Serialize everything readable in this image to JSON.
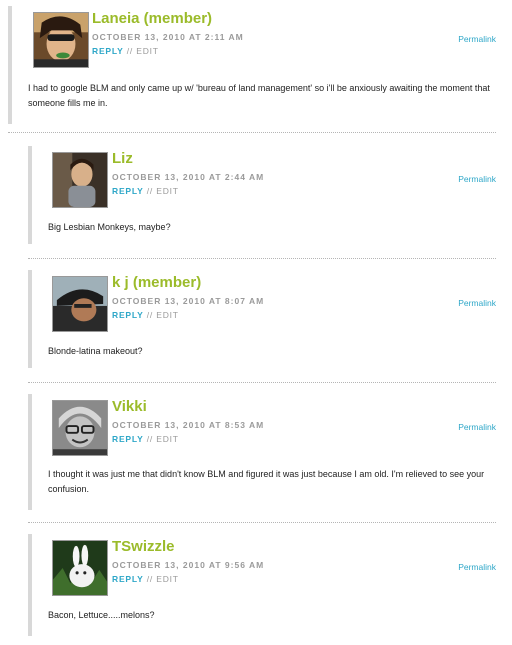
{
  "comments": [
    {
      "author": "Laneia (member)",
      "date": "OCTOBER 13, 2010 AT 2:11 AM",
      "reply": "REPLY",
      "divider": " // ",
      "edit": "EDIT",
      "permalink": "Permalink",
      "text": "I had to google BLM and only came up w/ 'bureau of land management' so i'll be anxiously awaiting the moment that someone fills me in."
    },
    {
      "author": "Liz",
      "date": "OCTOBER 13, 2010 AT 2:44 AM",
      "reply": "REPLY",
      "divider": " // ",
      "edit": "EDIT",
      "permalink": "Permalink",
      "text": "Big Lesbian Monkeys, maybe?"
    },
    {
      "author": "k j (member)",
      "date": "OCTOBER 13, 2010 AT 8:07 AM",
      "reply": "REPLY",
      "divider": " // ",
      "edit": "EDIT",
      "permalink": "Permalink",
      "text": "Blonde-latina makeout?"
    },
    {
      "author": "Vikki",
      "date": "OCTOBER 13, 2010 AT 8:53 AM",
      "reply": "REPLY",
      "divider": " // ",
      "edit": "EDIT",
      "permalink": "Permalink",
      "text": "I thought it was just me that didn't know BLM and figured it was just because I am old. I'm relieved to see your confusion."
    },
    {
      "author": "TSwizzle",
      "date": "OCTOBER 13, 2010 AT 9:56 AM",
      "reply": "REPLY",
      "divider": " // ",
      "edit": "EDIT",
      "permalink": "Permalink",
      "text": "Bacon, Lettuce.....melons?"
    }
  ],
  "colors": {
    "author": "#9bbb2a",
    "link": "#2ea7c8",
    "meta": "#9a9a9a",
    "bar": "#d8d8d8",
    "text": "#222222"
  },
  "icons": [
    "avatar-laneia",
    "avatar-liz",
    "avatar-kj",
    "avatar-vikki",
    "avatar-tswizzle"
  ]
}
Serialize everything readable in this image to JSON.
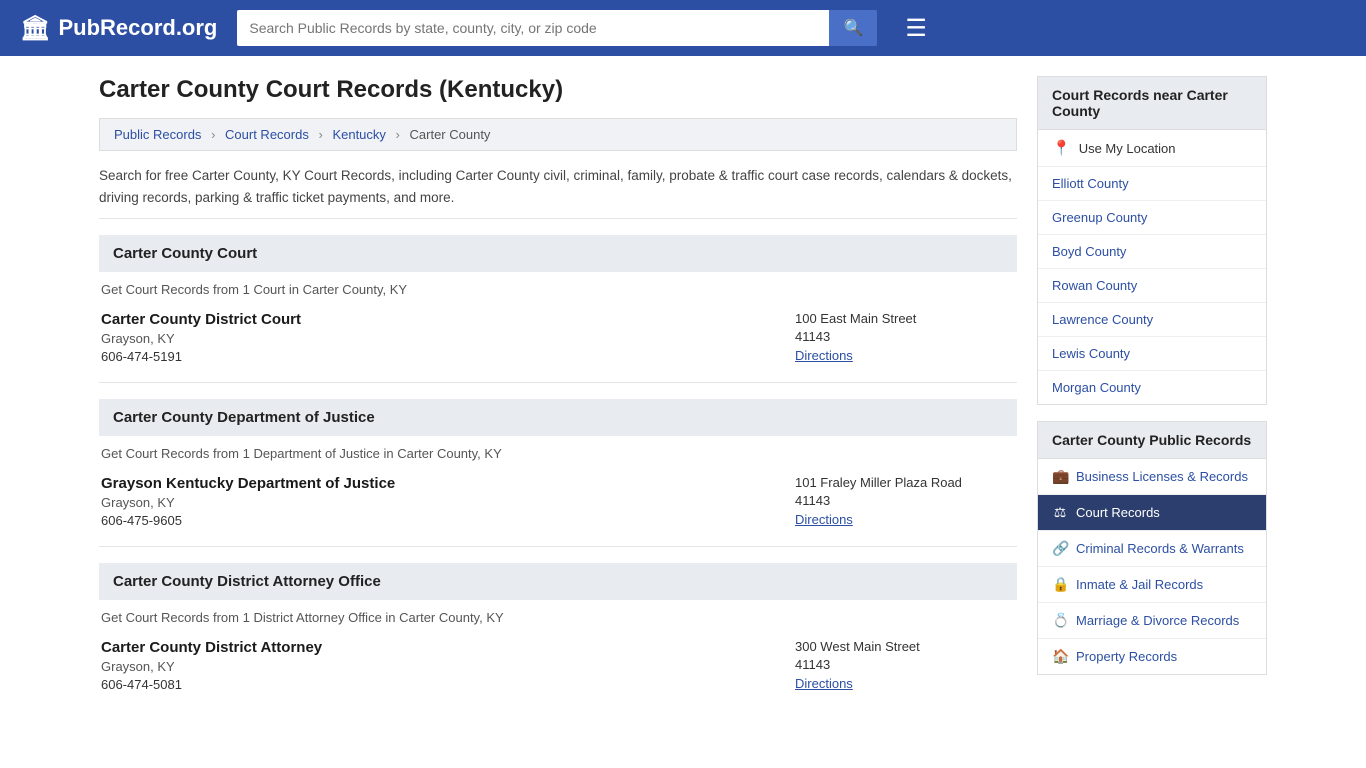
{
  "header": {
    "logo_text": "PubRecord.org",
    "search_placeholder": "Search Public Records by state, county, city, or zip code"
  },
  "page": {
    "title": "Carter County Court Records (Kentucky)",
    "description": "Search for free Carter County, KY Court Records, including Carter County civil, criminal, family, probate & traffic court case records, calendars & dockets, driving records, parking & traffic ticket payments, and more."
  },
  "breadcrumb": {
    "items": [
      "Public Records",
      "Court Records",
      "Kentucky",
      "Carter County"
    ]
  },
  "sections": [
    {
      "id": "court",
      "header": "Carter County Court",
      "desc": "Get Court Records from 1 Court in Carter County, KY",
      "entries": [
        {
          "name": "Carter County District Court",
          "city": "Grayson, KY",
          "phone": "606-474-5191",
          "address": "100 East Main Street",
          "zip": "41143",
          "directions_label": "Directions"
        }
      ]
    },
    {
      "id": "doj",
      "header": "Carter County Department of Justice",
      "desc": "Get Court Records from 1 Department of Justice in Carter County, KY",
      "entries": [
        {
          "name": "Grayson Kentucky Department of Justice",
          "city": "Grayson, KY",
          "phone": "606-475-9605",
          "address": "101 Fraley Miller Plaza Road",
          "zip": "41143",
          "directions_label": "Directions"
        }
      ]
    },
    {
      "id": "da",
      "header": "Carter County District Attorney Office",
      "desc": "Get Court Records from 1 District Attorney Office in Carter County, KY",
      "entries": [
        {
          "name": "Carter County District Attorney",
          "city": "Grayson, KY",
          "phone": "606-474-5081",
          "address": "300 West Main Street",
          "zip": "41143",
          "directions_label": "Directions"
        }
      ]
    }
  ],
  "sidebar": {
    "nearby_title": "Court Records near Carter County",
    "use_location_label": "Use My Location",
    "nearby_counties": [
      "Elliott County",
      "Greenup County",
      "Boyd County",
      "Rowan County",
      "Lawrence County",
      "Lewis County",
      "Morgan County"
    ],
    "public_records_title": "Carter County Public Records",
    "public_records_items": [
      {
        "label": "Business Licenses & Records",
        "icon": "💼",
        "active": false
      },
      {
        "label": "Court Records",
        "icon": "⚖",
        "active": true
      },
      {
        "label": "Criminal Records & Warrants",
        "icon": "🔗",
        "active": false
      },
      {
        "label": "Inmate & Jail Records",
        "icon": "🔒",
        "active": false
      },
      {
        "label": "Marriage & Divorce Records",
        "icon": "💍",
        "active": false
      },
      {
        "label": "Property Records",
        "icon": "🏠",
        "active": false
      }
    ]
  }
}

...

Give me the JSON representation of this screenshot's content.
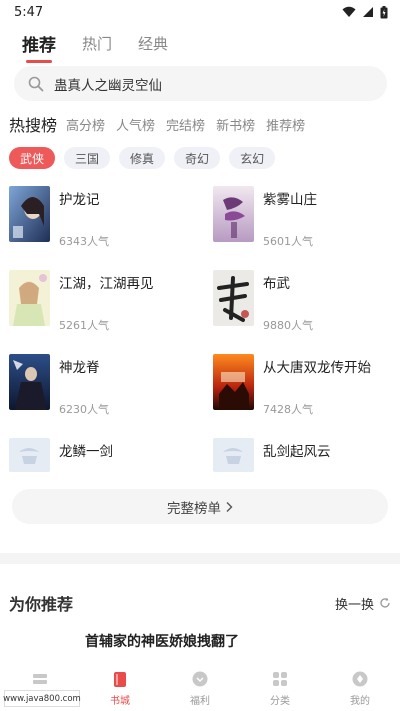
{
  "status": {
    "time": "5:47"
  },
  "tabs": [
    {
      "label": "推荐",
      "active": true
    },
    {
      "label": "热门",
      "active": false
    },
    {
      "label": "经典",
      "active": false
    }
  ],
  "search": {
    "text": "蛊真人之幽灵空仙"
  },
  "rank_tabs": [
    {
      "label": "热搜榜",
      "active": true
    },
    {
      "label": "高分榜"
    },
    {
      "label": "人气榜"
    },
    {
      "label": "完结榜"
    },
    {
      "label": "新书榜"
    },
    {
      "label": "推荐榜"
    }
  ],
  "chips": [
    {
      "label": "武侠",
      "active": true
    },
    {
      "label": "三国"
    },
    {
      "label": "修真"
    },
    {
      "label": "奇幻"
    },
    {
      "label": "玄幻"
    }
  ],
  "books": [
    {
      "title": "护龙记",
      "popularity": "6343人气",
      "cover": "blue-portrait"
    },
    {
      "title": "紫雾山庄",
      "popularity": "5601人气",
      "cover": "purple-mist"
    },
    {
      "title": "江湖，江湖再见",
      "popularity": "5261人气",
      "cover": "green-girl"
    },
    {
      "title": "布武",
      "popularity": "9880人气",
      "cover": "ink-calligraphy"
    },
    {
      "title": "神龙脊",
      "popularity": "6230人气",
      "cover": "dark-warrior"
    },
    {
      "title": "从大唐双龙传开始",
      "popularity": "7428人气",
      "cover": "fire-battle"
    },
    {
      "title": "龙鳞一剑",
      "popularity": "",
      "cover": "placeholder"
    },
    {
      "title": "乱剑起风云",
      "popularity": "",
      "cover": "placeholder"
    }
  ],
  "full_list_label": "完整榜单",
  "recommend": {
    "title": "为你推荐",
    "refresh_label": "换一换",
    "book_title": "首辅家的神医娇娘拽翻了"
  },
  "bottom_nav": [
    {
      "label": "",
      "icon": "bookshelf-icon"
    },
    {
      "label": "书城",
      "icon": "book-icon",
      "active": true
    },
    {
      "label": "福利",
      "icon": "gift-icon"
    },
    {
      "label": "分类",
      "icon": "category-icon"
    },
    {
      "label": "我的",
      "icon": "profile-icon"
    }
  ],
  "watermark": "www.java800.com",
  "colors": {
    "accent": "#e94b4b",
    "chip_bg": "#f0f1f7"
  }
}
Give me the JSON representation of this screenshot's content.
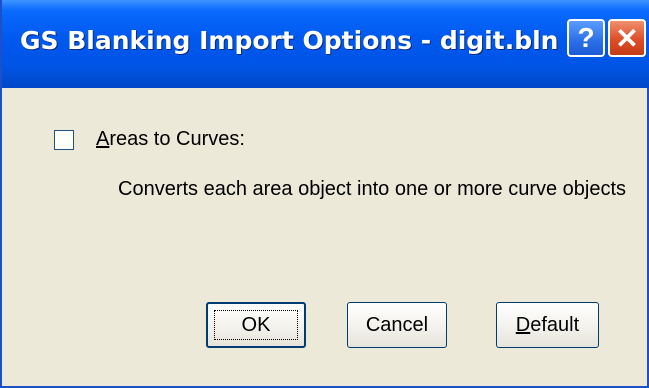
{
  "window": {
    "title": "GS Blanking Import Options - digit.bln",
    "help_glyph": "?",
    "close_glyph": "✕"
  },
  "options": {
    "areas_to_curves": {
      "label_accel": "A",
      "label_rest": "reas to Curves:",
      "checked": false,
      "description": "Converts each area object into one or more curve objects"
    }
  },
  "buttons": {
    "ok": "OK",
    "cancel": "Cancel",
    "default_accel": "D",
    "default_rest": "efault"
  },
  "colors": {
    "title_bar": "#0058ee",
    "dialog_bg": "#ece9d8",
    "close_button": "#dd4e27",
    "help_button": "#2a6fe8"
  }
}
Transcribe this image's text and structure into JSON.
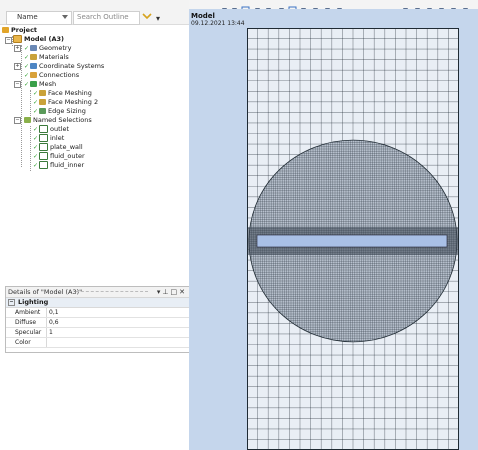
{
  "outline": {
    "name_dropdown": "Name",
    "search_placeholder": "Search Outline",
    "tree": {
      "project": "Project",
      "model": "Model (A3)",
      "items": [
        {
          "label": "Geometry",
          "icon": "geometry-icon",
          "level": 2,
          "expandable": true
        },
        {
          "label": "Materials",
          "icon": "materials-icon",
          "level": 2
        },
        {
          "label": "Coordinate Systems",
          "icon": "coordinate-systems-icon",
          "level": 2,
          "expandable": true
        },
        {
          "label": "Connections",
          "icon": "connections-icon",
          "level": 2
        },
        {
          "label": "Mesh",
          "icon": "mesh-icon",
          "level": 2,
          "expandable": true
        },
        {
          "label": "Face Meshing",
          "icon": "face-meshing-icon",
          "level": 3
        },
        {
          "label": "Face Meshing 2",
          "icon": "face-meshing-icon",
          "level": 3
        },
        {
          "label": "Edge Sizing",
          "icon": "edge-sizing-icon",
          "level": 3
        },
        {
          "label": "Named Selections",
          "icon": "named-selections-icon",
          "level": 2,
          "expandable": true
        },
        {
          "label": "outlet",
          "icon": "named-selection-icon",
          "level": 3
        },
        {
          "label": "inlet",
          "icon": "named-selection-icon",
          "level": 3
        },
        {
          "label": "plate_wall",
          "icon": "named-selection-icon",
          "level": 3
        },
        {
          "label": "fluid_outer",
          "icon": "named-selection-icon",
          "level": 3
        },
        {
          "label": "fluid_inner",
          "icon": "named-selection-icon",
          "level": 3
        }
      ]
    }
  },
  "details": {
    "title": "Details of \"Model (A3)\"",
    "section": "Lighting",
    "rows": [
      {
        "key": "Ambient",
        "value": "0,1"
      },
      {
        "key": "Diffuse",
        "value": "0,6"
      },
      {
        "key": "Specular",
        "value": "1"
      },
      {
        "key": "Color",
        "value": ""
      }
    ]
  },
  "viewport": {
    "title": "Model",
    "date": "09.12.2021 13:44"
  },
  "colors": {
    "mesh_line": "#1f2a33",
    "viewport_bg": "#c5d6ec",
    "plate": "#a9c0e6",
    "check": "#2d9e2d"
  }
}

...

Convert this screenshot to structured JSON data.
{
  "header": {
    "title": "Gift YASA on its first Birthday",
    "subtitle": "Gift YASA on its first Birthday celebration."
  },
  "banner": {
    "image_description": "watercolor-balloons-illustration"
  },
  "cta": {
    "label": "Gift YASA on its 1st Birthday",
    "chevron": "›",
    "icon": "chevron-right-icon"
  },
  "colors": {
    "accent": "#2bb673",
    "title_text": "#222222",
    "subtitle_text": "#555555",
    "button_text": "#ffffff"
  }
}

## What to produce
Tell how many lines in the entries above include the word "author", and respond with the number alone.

## Response to this exercise
6